▶ [Your instructions]: A word-for-word copy of the records below is needed, without the images.

Source records:
+ + +

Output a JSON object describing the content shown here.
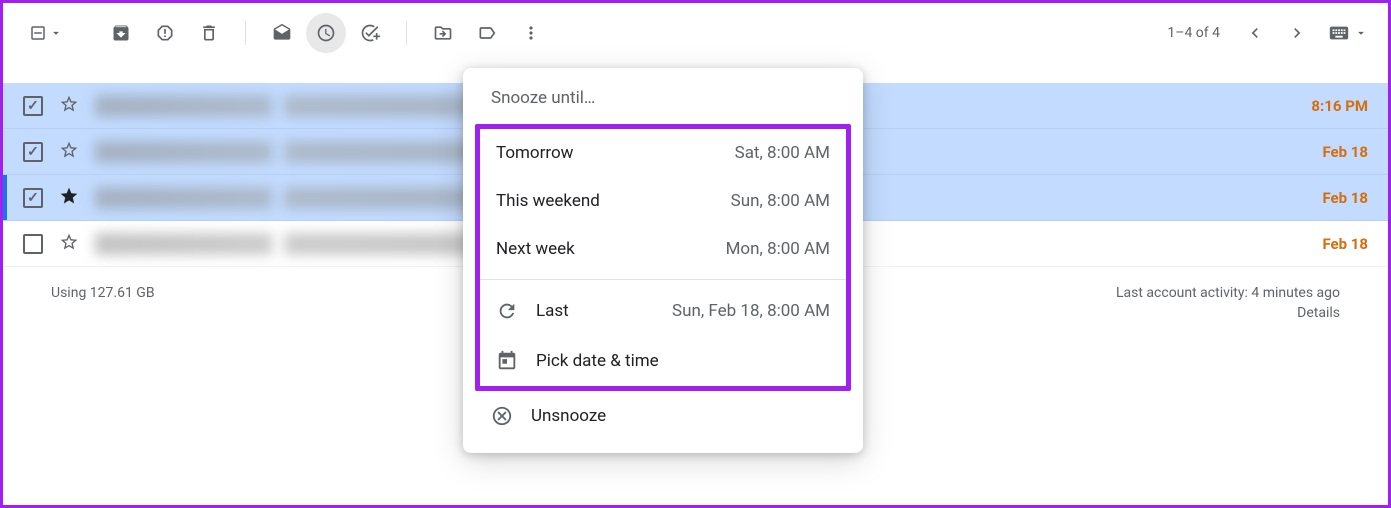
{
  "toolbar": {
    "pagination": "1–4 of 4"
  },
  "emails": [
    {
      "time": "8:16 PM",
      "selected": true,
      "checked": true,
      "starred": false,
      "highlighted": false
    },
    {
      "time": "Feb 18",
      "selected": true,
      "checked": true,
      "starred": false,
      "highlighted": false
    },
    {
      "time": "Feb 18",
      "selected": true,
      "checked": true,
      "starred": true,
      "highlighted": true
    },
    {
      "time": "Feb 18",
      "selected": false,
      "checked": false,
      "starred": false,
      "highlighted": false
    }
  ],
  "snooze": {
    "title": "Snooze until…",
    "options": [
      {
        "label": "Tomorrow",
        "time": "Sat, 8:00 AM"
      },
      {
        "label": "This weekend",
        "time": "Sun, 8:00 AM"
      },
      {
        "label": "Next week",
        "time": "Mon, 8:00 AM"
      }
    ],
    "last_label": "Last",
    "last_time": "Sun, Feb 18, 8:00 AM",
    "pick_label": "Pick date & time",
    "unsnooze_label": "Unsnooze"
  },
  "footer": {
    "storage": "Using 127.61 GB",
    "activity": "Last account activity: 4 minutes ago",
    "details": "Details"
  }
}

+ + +

▶ [Completed task]:
Output a JSON object describing the content shown here.
{
  "toolbar": {
    "pagination": "1–4 of 4"
  },
  "emails": [
    {
      "time": "8:16 PM",
      "selected": true,
      "checked": true,
      "starred": false,
      "highlighted": false
    },
    {
      "time": "Feb 18",
      "selected": true,
      "checked": true,
      "starred": false,
      "highlighted": false
    },
    {
      "time": "Feb 18",
      "selected": true,
      "checked": true,
      "starred": true,
      "highlighted": true
    },
    {
      "time": "Feb 18",
      "selected": false,
      "checked": false,
      "starred": false,
      "highlighted": false
    }
  ],
  "snooze": {
    "title": "Snooze until…",
    "options": [
      {
        "label": "Tomorrow",
        "time": "Sat, 8:00 AM"
      },
      {
        "label": "This weekend",
        "time": "Sun, 8:00 AM"
      },
      {
        "label": "Next week",
        "time": "Mon, 8:00 AM"
      }
    ],
    "last_label": "Last",
    "last_time": "Sun, Feb 18, 8:00 AM",
    "pick_label": "Pick date & time",
    "unsnooze_label": "Unsnooze"
  },
  "footer": {
    "storage": "Using 127.61 GB",
    "activity": "Last account activity: 4 minutes ago",
    "details": "Details"
  }
}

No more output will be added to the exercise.